Would you please copy each line of the listing that mentions "Node"?

> **Source data**

= = = = = = =

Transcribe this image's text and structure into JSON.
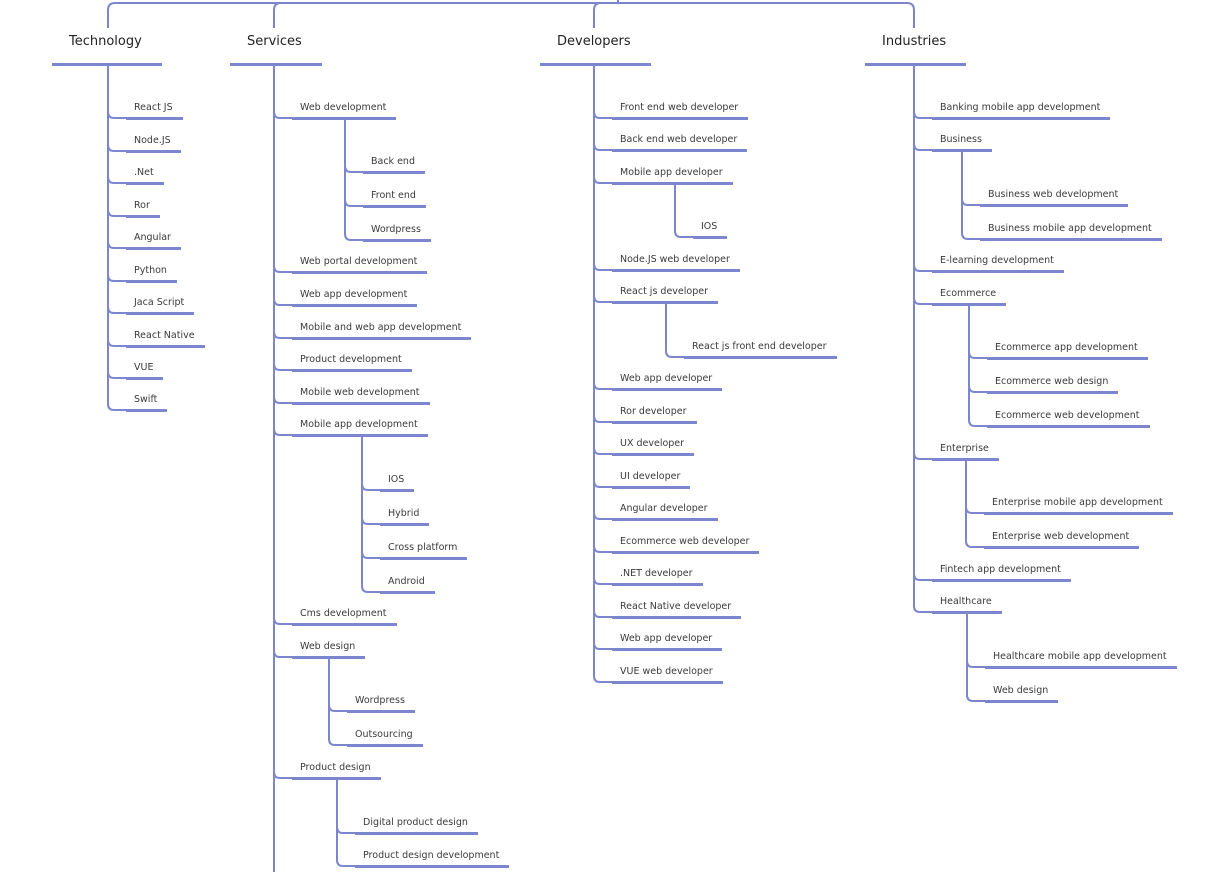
{
  "colors": {
    "line": "#7b86cf",
    "text": "#3a3a3a"
  },
  "mindmap": [
    {
      "label": "Technology",
      "children": [
        {
          "label": "React JS"
        },
        {
          "label": "Node.JS"
        },
        {
          "label": ".Net"
        },
        {
          "label": "Ror"
        },
        {
          "label": "Angular"
        },
        {
          "label": "Python"
        },
        {
          "label": "Jaca Script"
        },
        {
          "label": "React Native"
        },
        {
          "label": "VUE"
        },
        {
          "label": "Swift"
        }
      ]
    },
    {
      "label": "Services",
      "children": [
        {
          "label": "Web development",
          "children": [
            {
              "label": "Back end"
            },
            {
              "label": "Front end"
            },
            {
              "label": "Wordpress"
            }
          ]
        },
        {
          "label": "Web portal development"
        },
        {
          "label": "Web app development"
        },
        {
          "label": "Mobile and web app development"
        },
        {
          "label": "Product development"
        },
        {
          "label": "Mobile web development"
        },
        {
          "label": "Mobile app development",
          "children": [
            {
              "label": "IOS"
            },
            {
              "label": "Hybrid"
            },
            {
              "label": "Cross platform"
            },
            {
              "label": "Android"
            }
          ]
        },
        {
          "label": "Cms development"
        },
        {
          "label": "Web design",
          "children": [
            {
              "label": "Wordpress"
            },
            {
              "label": "Outsourcing"
            }
          ]
        },
        {
          "label": "Product design",
          "children": [
            {
              "label": "Digital product design"
            },
            {
              "label": "Product design development"
            }
          ]
        }
      ]
    },
    {
      "label": "Developers",
      "children": [
        {
          "label": "Front end web developer"
        },
        {
          "label": "Back end web developer"
        },
        {
          "label": "Mobile app developer",
          "children": [
            {
              "label": "IOS"
            }
          ]
        },
        {
          "label": "Node.JS web developer"
        },
        {
          "label": "React js developer",
          "children": [
            {
              "label": "React js front end developer"
            }
          ]
        },
        {
          "label": "Web app developer"
        },
        {
          "label": "Ror developer"
        },
        {
          "label": "UX developer"
        },
        {
          "label": "UI developer"
        },
        {
          "label": "Angular developer"
        },
        {
          "label": "Ecommerce web developer"
        },
        {
          "label": ".NET developer"
        },
        {
          "label": "React Native developer"
        },
        {
          "label": "Web app developer"
        },
        {
          "label": "VUE web developer"
        }
      ]
    },
    {
      "label": "Industries",
      "children": [
        {
          "label": "Banking mobile app development"
        },
        {
          "label": "Business",
          "children": [
            {
              "label": "Business  web development"
            },
            {
              "label": "Business mobile app development"
            }
          ]
        },
        {
          "label": "E-learning development"
        },
        {
          "label": "Ecommerce",
          "children": [
            {
              "label": "Ecommerce  app development"
            },
            {
              "label": "Ecommerce web design"
            },
            {
              "label": "Ecommerce web development"
            }
          ]
        },
        {
          "label": "Enterprise",
          "children": [
            {
              "label": "Enterprise mobile app development"
            },
            {
              "label": "Enterprise web development"
            }
          ]
        },
        {
          "label": "Fintech app development"
        },
        {
          "label": "Healthcare",
          "children": [
            {
              "label": "Healthcare mobile app development"
            },
            {
              "label": "Web design"
            }
          ]
        }
      ]
    }
  ]
}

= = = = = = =

> **Response area**
          "label": "Node.JS"
          "label": "Node.JS web developer"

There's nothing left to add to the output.